Life is not a bed of roses and I have had my fair share. It was a dark moment in my life when I lost my first child, Onome Oyebolaji Michael Ibru, in a motor accident on his way to the University of Ife, to collect his certificate in June 1973. He was 19 years old. If he hadn’t died he would have been 62 this November. He attended secondary school abroad and came to Nigeria for his university education. All the universities in Nigeria gave him a befitting burial (he was a student union activist). He was buried like a king. I am now left with a daughter, Christie, who is the eldest of Michael’s children.

Answering a divine call
By a divine call I founded a spiritual church in 1975 named, God’s Glory Shining Star Church Cherubim and Seraphim (Ijo Irawo Ogo Olorun Ntan). I was licensed and became a lay reader and Preacher in the African Church in 1978 – the first female to hold such a position. I am also a trustee of the African Church Arch Cathedral Bethel. It was because of my religious activities that I was given a doctorate degree, Doctor of Divinity, by an American university in 1998. One Prophet Adeoye who had a school in Victoria Island once told me that I am a messenger of God. When I became a lay reader, I took the form to my husband. He encouraged me and he signed the form for me. But the spirit of God said I should establish a spiritual church. I started it in my sitting room. There was a day I prayed for his (Michael’s) senior driver whose wife was expecting a baby. He now told my husband to thank me for praying for his wife. He was surprised and said, ‘Nike, o jamo olorun lo fe sin nisin yi. A maa ran e lowo;’meaning, ‘Nike, you don’t want to fight people again and now you want to serve God. I will help you.’ My husband built the first church for me at the back of my house in Surulere and also built a bigger one for me at Itire next door to O.K. Plastics. The churches are still there and functioning till today.
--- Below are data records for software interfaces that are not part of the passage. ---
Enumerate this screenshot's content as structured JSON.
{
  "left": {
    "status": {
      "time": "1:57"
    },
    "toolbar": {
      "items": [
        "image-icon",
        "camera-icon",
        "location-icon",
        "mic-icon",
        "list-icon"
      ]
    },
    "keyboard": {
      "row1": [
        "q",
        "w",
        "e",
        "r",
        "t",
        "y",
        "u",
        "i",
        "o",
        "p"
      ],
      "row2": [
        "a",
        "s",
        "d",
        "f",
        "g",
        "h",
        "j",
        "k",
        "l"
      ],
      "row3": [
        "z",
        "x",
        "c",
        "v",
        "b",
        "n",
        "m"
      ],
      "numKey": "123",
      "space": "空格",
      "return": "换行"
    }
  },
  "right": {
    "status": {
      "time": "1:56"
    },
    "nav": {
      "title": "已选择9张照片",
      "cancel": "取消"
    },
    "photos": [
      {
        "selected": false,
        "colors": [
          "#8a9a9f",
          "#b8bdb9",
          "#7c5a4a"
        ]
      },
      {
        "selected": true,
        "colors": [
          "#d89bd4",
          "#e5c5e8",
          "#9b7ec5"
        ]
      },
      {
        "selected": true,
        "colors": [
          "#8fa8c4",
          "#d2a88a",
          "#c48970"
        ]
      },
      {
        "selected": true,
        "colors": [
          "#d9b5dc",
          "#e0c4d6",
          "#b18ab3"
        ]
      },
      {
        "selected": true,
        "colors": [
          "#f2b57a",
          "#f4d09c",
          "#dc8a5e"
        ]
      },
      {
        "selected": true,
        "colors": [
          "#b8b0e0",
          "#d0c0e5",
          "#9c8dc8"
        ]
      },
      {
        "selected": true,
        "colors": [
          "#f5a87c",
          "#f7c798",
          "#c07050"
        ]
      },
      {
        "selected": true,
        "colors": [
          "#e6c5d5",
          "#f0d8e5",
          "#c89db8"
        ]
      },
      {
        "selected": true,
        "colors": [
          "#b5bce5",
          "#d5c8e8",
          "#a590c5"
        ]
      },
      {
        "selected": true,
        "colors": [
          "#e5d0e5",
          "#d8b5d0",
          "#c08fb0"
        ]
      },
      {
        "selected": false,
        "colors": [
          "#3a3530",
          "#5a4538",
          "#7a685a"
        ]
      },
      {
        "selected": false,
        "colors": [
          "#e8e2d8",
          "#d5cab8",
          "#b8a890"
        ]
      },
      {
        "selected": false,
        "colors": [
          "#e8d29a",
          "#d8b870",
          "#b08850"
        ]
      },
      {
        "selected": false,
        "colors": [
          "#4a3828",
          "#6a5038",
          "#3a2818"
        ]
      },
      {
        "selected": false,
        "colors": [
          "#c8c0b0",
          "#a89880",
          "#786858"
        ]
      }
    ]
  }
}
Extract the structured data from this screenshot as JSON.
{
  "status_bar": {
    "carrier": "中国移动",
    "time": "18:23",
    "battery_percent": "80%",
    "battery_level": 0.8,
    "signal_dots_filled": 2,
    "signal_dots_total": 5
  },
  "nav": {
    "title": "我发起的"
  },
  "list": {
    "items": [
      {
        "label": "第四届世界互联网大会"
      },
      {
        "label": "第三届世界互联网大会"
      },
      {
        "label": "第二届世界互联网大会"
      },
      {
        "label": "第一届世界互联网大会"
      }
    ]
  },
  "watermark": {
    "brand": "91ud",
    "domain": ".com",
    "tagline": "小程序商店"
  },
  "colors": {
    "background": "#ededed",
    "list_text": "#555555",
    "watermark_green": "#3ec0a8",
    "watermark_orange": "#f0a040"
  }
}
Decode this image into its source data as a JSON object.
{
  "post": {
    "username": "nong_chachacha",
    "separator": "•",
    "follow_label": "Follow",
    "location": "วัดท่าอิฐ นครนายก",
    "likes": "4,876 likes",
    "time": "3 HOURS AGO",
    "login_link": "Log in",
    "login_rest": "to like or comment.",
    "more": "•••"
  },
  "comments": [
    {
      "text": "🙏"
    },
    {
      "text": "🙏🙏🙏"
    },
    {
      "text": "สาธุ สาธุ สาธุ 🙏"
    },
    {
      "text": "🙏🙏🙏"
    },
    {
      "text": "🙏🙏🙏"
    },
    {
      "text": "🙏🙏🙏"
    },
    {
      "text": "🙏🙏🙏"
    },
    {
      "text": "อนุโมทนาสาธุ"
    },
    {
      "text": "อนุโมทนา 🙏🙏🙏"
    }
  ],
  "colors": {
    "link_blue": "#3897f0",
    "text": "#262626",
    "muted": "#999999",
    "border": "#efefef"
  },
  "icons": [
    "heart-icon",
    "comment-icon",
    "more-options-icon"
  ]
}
So if there was to be another world I would still like to marry my husband because he was a gentle man. Like all men he had his weaker side. But I pray when he comes next time he would be a messenger of God and I will marry him because a minister of God doesn’t marry two wives.

I am fulfilled
Considering my journey through life, I can say that all my aspirations have been fulfilled. Jesus Christ gave us two commandments: serve your God with your whole heart and love thy neighbour as thy self. I have adhered to those two commandments and I know God will help me at my night. At 82, I am in my night. I will not do evil, think no evil and speak no evil to anybody. I believe in what the Bible says at Galatians 6:7: ‘be not deceived; God is not mocked: for whatsoever a man soweth, thou shall he also reap.’ The last book of the bible in Revelation also says, ‘whoever that is doing good should continue and whoever that is doing bad should continue. God is coming quickly to pay everybody according to his or her doings.’ For me, I don’t pay evil with evil because vengeance belongs to him. Romans 12: 17 says, ‘Recompense to no man evil for evil and provide things honest in the sight of all men.’ I thank God Almighty for making me His daughter. I have been doing what He called me to do and I will continue till He calls me home. And that is why if I die today, I will like to be remembered for my faithfulness because I have been consistent with God all my life.

Life of lessons
What I have learnt in this life is that one shouldn’t think of oneself alone because in the midst of life we are nothing. Think of others and what you can do to help and please others. I am not doing anything to please myself. And as a human being always do the right thing to the low and mighty. We are here today and nobody knows tomorrow. As Psalm 34: 14 says, ‘Depart from evil, and do good. Seek peace and pursue it.’